What is happening here is you are transferring load to battery during a power outage but on return of Line Power the UPS is not smoothly transferring back to Normal mode. As a result you are basically turning off your computer. Two options... shut down your computer orderly during an outage or buy a new UPS.

DD
Dynamic Power Solutions LLC

Aug 20, 2008 | Computers & Internet

1 Answer

Not working


Some UPS have "Battery backup" and "Surge only" outlets. I don't know if it is the case for your model. The "Surge only" outlets are not connected to the battery and will go off during a power outage. Make sure that the equipement that need to keep running during the outage are connected to the "Battery backup".

Important: Never connect a laser printer to the "Battery backup" outlets because to power draw is just too high.

Have you made sure that the battery is connected inside the UPS? (If the battery is user-replacable)

You may do a simple experiment. Connect you UPS you a wall outlet and plug a conventionnal lamp to a battery backup outlet. Then, unplug the UPS from the wall. If the light goes off, then you may have a problem with your UPS.

Apr 19, 2008 | Belkin Home Office 350VA (f6h350-usb-dl)...

1 Answer

Only 1 phone rings


There is a small battery inside your main control unit that keeps programming in memory during a power outage. The life of the battery is about 5 years give or take. When the system goes down for an extended period (or possibly several quick on/off cycles) your programming will be wiped out. By default, only a few telephones will ring. The battery is most likely a small blue 3-cell battery soldered right on the main board. It's not easily replaced. You can get a technician to replace it or hook up a standard battery backup unit (UPS) made for a computer. Your phone system uses less power than a computer so it can use any UPS and will last longer than advertised. Hard to say exactly how long.

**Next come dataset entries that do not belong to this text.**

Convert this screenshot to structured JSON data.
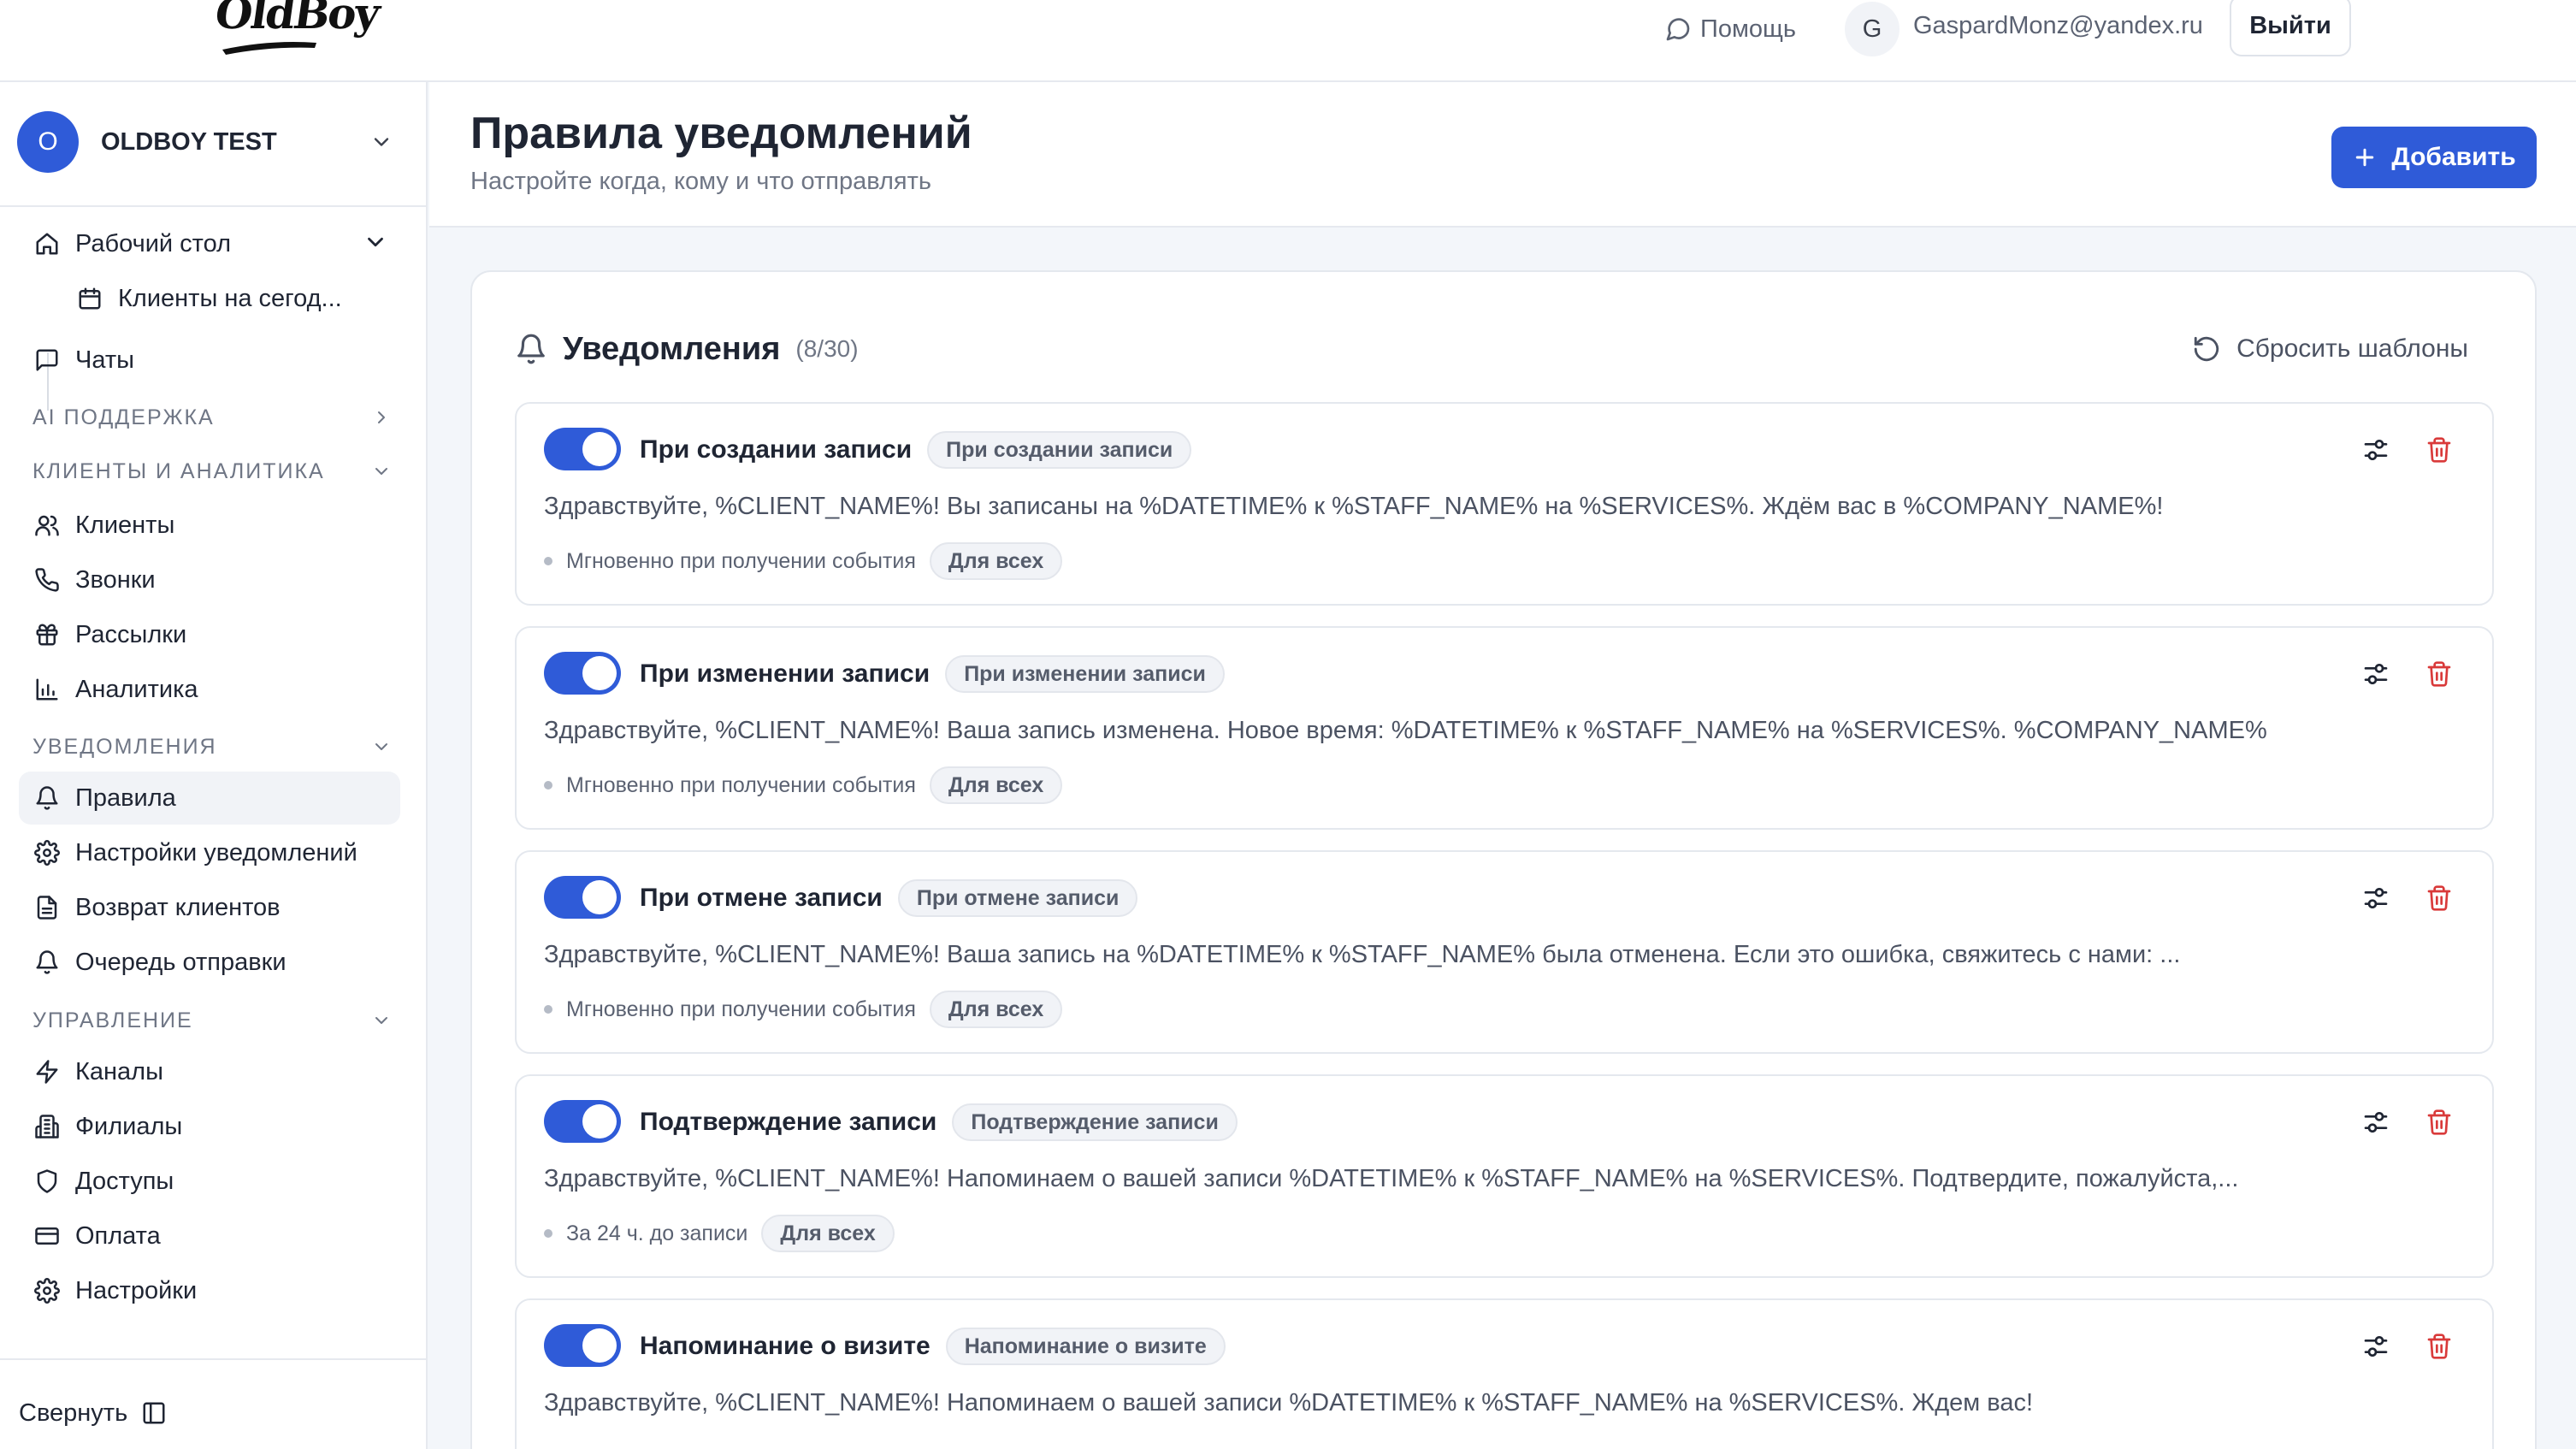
{
  "topbar": {
    "logo": "OldBoy",
    "help_label": "Помощь",
    "user_initial": "G",
    "user_email": "GaspardMonz@yandex.ru",
    "logout_label": "Выйти"
  },
  "sidebar": {
    "org_initial": "O",
    "org_name": "OLDBOY TEST",
    "desktop_label": "Рабочий стол",
    "today_clients_label": "Клиенты на сегод...",
    "chats_label": "Чаты",
    "sections": {
      "ai": "AI ПОДДЕРЖКА",
      "clients": "КЛИЕНТЫ И АНАЛИТИКА",
      "notifications": "УВЕДОМЛЕНИЯ",
      "management": "УПРАВЛЕНИЕ"
    },
    "clients_items": [
      "Клиенты",
      "Звонки",
      "Рассылки",
      "Аналитика"
    ],
    "notifications_items": [
      "Правила",
      "Настройки уведомлений",
      "Возврат клиентов",
      "Очередь отправки"
    ],
    "management_items": [
      "Каналы",
      "Филиалы",
      "Доступы",
      "Оплата",
      "Настройки"
    ],
    "collapse_label": "Свернуть"
  },
  "header": {
    "title": "Правила уведомлений",
    "subtitle": "Настройте когда, кому и что отправлять",
    "add_label": "Добавить"
  },
  "card": {
    "title": "Уведомления",
    "count": "(8/30)",
    "reset_label": "Сбросить шаблоны"
  },
  "rules": [
    {
      "title": "При создании записи",
      "badge": "При создании записи",
      "message": "Здравствуйте, %CLIENT_NAME%! Вы записаны на %DATETIME% к %STAFF_NAME% на %SERVICES%. Ждём вас в %COMPANY_NAME%!",
      "timing": "Мгновенно при получении события",
      "audience": "Для всех",
      "enabled": true
    },
    {
      "title": "При изменении записи",
      "badge": "При изменении записи",
      "message": "Здравствуйте, %CLIENT_NAME%! Ваша запись изменена. Новое время: %DATETIME% к %STAFF_NAME% на %SERVICES%. %COMPANY_NAME%",
      "timing": "Мгновенно при получении события",
      "audience": "Для всех",
      "enabled": true
    },
    {
      "title": "При отмене записи",
      "badge": "При отмене записи",
      "message": "Здравствуйте, %CLIENT_NAME%! Ваша запись на %DATETIME% к %STAFF_NAME% была отменена. Если это ошибка, свяжитесь с нами: ...",
      "timing": "Мгновенно при получении события",
      "audience": "Для всех",
      "enabled": true
    },
    {
      "title": "Подтверждение записи",
      "badge": "Подтверждение записи",
      "message": "Здравствуйте, %CLIENT_NAME%! Напоминаем о вашей записи %DATETIME% к %STAFF_NAME% на %SERVICES%. Подтвердите, пожалуйста,...",
      "timing": "За 24 ч. до записи",
      "audience": "Для всех",
      "enabled": true
    },
    {
      "title": "Напоминание о визите",
      "badge": "Напоминание о визите",
      "message": "Здравствуйте, %CLIENT_NAME%! Напоминаем о вашей записи %DATETIME% к %STAFF_NAME% на %SERVICES%. Ждем вас!",
      "timing": "",
      "audience": "",
      "enabled": true
    }
  ],
  "colors": {
    "accent": "#2f5bd8",
    "danger": "#d93a3a",
    "background": "#f3f6fa"
  }
}
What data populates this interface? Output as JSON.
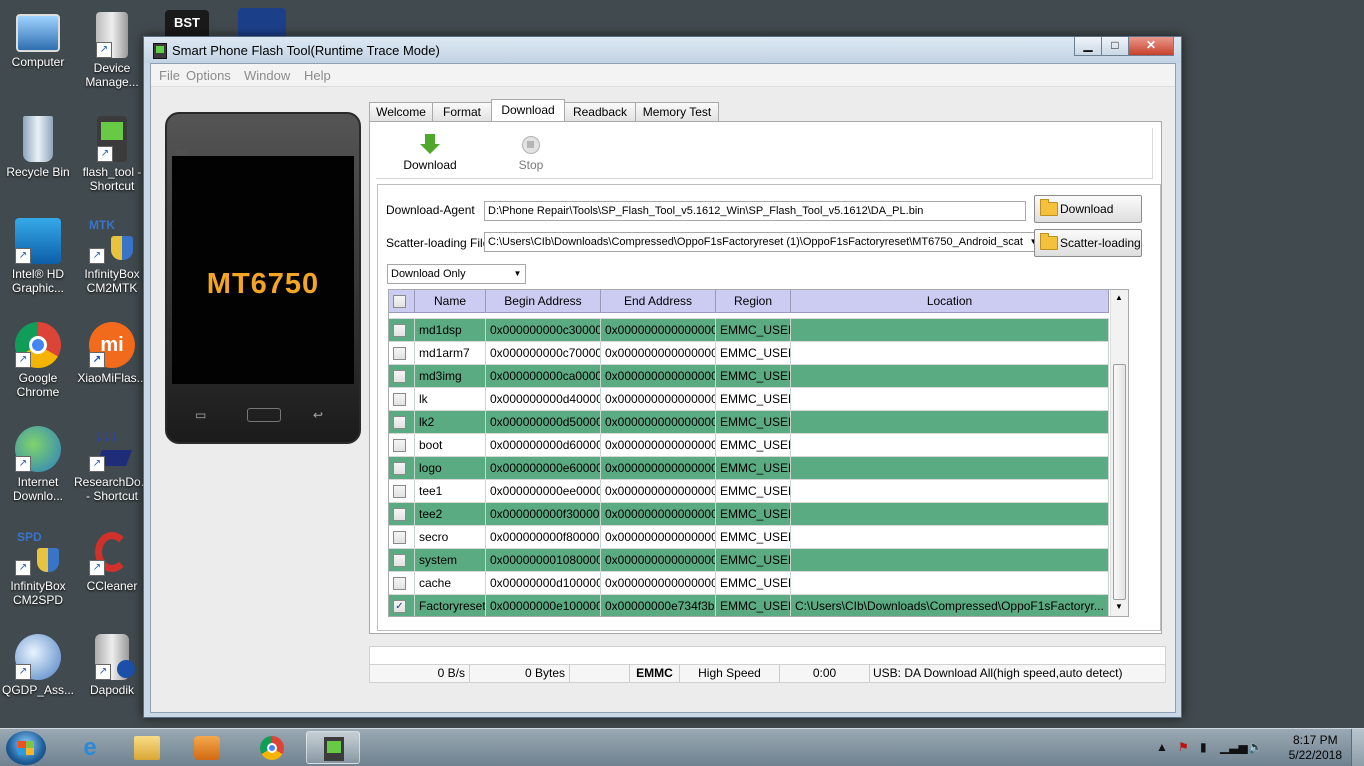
{
  "desktop": {
    "icons": [
      {
        "label": "Computer"
      },
      {
        "label": "Device Manage..."
      },
      {
        "label": "Recycle Bin"
      },
      {
        "label": "flash_tool - Shortcut"
      },
      {
        "label": "Intel® HD Graphic..."
      },
      {
        "label": "InfinityBox CM2MTK"
      },
      {
        "label": "Google Chrome"
      },
      {
        "label": "XiaoMiFlas..."
      },
      {
        "label": "Internet Downlo..."
      },
      {
        "label": "ResearchDo... - Shortcut"
      },
      {
        "label": "InfinityBox CM2SPD"
      },
      {
        "label": "CCleaner"
      },
      {
        "label": "QGDP_Ass..."
      },
      {
        "label": "Dapodik"
      }
    ],
    "partial_icons": {
      "bst": "BST",
      "mtk_prefix": "MTK",
      "spd_prefix": "SPD"
    }
  },
  "window": {
    "title": "Smart Phone Flash Tool(Runtime Trace Mode)",
    "controls": {
      "minimize": "▁",
      "maximize": "□",
      "close": "✕"
    }
  },
  "menu": [
    "File",
    "Options",
    "Window",
    "Help"
  ],
  "phone": {
    "chip": "MT6750",
    "tag": "BM"
  },
  "tabs": [
    {
      "label": "Welcome",
      "active": false
    },
    {
      "label": "Format",
      "active": false
    },
    {
      "label": "Download",
      "active": true
    },
    {
      "label": "Readback",
      "active": false
    },
    {
      "label": "Memory Test",
      "active": false
    }
  ],
  "toolbar": {
    "download_label": "Download",
    "stop_label": "Stop"
  },
  "download_agent": {
    "label": "Download-Agent",
    "value": "D:\\Phone Repair\\Tools\\SP_Flash_Tool_v5.1612_Win\\SP_Flash_Tool_v5.1612\\DA_PL.bin",
    "button": "Download Agent"
  },
  "scatter": {
    "label": "Scatter-loading File",
    "value": "C:\\Users\\CIb\\Downloads\\Compressed\\OppoF1sFactoryreset (1)\\OppoF1sFactoryreset\\MT6750_Android_scat",
    "button": "Scatter-loading"
  },
  "mode_select": {
    "value": "Download Only"
  },
  "table": {
    "headers": [
      "Name",
      "Begin Address",
      "End Address",
      "Region",
      "Location"
    ],
    "rows": [
      {
        "checked": false,
        "name": "md1dsp",
        "begin": "0x000000000c300000",
        "end": "0x0000000000000000",
        "region": "EMMC_USER",
        "location": ""
      },
      {
        "checked": false,
        "name": "md1arm7",
        "begin": "0x000000000c700000",
        "end": "0x0000000000000000",
        "region": "EMMC_USER",
        "location": ""
      },
      {
        "checked": false,
        "name": "md3img",
        "begin": "0x000000000ca00000",
        "end": "0x0000000000000000",
        "region": "EMMC_USER",
        "location": ""
      },
      {
        "checked": false,
        "name": "lk",
        "begin": "0x000000000d400000",
        "end": "0x0000000000000000",
        "region": "EMMC_USER",
        "location": ""
      },
      {
        "checked": false,
        "name": "lk2",
        "begin": "0x000000000d500000",
        "end": "0x0000000000000000",
        "region": "EMMC_USER",
        "location": ""
      },
      {
        "checked": false,
        "name": "boot",
        "begin": "0x000000000d600000",
        "end": "0x0000000000000000",
        "region": "EMMC_USER",
        "location": ""
      },
      {
        "checked": false,
        "name": "logo",
        "begin": "0x000000000e600000",
        "end": "0x0000000000000000",
        "region": "EMMC_USER",
        "location": ""
      },
      {
        "checked": false,
        "name": "tee1",
        "begin": "0x000000000ee00000",
        "end": "0x0000000000000000",
        "region": "EMMC_USER",
        "location": ""
      },
      {
        "checked": false,
        "name": "tee2",
        "begin": "0x000000000f300000",
        "end": "0x0000000000000000",
        "region": "EMMC_USER",
        "location": ""
      },
      {
        "checked": false,
        "name": "secro",
        "begin": "0x000000000f800000",
        "end": "0x0000000000000000",
        "region": "EMMC_USER",
        "location": ""
      },
      {
        "checked": false,
        "name": "system",
        "begin": "0x0000000010800000",
        "end": "0x0000000000000000",
        "region": "EMMC_USER",
        "location": ""
      },
      {
        "checked": false,
        "name": "cache",
        "begin": "0x00000000d1000000",
        "end": "0x0000000000000000",
        "region": "EMMC_USER",
        "location": ""
      },
      {
        "checked": true,
        "name": "Factoryreset",
        "begin": "0x00000000e1000000",
        "end": "0x00000000e734f3b7",
        "region": "EMMC_USER",
        "location": "C:\\Users\\CIb\\Downloads\\Compressed\\OppoF1sFactoryr..."
      }
    ]
  },
  "status": {
    "speed": "0 B/s",
    "bytes": "0 Bytes",
    "storage": "EMMC",
    "mode": "High Speed",
    "time": "0:00",
    "connection": "USB: DA Download All(high speed,auto detect)"
  },
  "taskbar": {
    "clock_time": "8:17 PM",
    "clock_date": "5/22/2018"
  },
  "colors": {
    "row_green": "#5aab82",
    "header_lavender": "#ccccf2",
    "chip_orange": "#f5a524"
  }
}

Just don't re-program the system until you take care of the problem or it will just default on you again.

May 30, 2006 | Vodavi Starplus DHS 7312 Enhanced Phone

Not finding what you are looking for?
Generac 5606 XP Series XP8000E 12,000 Watt 410cc OHV Portable Gas Powered G Logo

Related Topics:

137 people viewed this question

Ask a Question

Usually answered in minutes!

Top Generac Measuring Tools & Sensors Experts

deton8 von Splosion

Level 3 Expert

2590 Answers

David Ellis Rhea

Level 3 Expert

2341 Answers

Lucy Angela
Lucy Angela

Level 2 Expert

32 Answers

Are you a Generac Measuring Tool and Sensor Expert? Answer questions, earn points and help others

Answer questions

Manuals & User Guides

Loading...